Monetary policy talks about achieving the ultimate objective of economic policy of the country. It discusses to the use of monetary instruments under the control of the central bank to regulate levels such as interest rates, money supply and availability of credit with a view to achieving the objectivity.
The Monetary Policy Framework intends to put in place the key policy (repo) rates based on an assessment of the current and evolving macroeconomic situation; and modulation of liquidity conditions to anchor money market rates at or around the repo rate. This will meet its inflation objectives by steering short term interest rates, keeping in view the developments in credit and money supply, as well as a host of other factors which may influence the underlying rate of inflation. Subsequent to announcement of Repo rate, the operating framework designed by the Reserve Bank envisages liquidity management on a day-to-day basis through appropriate actions, which aim at anchoring the operating target – the weighted average call rate (WACR) – around the repo rate. The operating framework will be revised and attuned from time to time, depending upon the evolving financial market and monetary conditions, while ensuring consistency with the monetary policy stance,
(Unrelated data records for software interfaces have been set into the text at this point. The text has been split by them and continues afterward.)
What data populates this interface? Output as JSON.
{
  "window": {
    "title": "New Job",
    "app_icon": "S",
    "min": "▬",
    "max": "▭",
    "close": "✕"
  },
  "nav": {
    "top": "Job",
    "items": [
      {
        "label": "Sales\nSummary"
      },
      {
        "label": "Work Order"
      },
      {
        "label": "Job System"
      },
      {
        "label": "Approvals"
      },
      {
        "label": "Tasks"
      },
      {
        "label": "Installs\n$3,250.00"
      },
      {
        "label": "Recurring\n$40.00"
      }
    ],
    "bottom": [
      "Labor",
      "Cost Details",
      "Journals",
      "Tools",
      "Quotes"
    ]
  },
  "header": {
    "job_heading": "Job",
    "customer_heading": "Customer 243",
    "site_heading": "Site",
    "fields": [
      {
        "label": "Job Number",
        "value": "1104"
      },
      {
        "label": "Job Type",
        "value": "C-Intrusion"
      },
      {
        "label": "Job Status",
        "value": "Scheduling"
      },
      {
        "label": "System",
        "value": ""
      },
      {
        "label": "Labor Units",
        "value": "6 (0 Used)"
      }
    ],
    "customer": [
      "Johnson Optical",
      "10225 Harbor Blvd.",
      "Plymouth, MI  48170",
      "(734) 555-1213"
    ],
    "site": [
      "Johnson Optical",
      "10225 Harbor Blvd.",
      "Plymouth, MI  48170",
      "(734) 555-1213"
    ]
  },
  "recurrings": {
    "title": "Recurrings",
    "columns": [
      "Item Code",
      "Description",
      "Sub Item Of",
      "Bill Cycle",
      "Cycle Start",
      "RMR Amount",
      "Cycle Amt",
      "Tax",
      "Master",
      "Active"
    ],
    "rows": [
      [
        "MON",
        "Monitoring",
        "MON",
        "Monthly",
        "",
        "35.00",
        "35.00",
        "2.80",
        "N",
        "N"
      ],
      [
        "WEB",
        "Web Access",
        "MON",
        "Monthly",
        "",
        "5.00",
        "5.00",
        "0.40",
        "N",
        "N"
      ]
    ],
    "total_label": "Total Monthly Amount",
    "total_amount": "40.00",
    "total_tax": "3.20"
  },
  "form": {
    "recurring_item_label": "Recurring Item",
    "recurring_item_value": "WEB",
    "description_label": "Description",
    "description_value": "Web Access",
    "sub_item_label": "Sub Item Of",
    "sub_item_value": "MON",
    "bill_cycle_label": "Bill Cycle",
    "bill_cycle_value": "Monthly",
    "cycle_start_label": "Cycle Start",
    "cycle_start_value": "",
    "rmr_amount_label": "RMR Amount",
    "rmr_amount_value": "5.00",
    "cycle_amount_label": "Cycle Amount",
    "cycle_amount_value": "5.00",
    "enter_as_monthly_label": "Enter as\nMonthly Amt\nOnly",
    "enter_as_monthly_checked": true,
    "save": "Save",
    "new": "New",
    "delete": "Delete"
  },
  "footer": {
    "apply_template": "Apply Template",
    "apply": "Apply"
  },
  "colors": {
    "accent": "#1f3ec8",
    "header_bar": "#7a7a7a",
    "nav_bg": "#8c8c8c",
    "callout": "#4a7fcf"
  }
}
Monetary Policy Framework Agreement is an agreement reached between the Government and the Central Bank (Reserve bank of India) on the maximum tolerable inflation rate that RBI should target to achieve price stability. As per Section 45ZA(1) of the RBI Act, 1934, the Central Government determines the inflation target in terms of the Consumer Price Index, once in every five years in consultation with the RBI. Under the present Monetary Policy Framework Agreement signed on 20 February 2015, the RBI will be responsible for containing inflation targets at 4% (with a standard deviation of 2%) in the medium term.
On June 27, 2016, the Government amended the RBI Act, giving a statutory backing to the Monetary Policy Framework Agreement and for setting up a Monetary Policy Committee (MPC). The amendment provides a statutory basis for a Monetary Policy Framework Agreement and the Monetary Policy Committee enabling RBI to operate the monetary policy framework of the country. In the Finance Bill, 2016, a new Chapter (Chapter IIIF, Section 45Z) was introduced in the RBI Act that formalizes tasks to central bank with the responsibility for inflation targeting.
Although, the Reserve bank of India already had a monetary framework and was implementing the monetary policy, the newly designed statutory framework make it obligatory on the part of RBI to give an explanation in the form of a report to the Central Government, if it failed to reach the specified inflation targets. The report submitted by RBI to the Government shall give reasons for failure, remedial actions as well as estimated time within which the inflation target shall be achieved. Further, RBI is mandated to publish a Monetary Policy Report every six months, explaining the sources of inflation and the forecasts of inflation for another 6-18 months.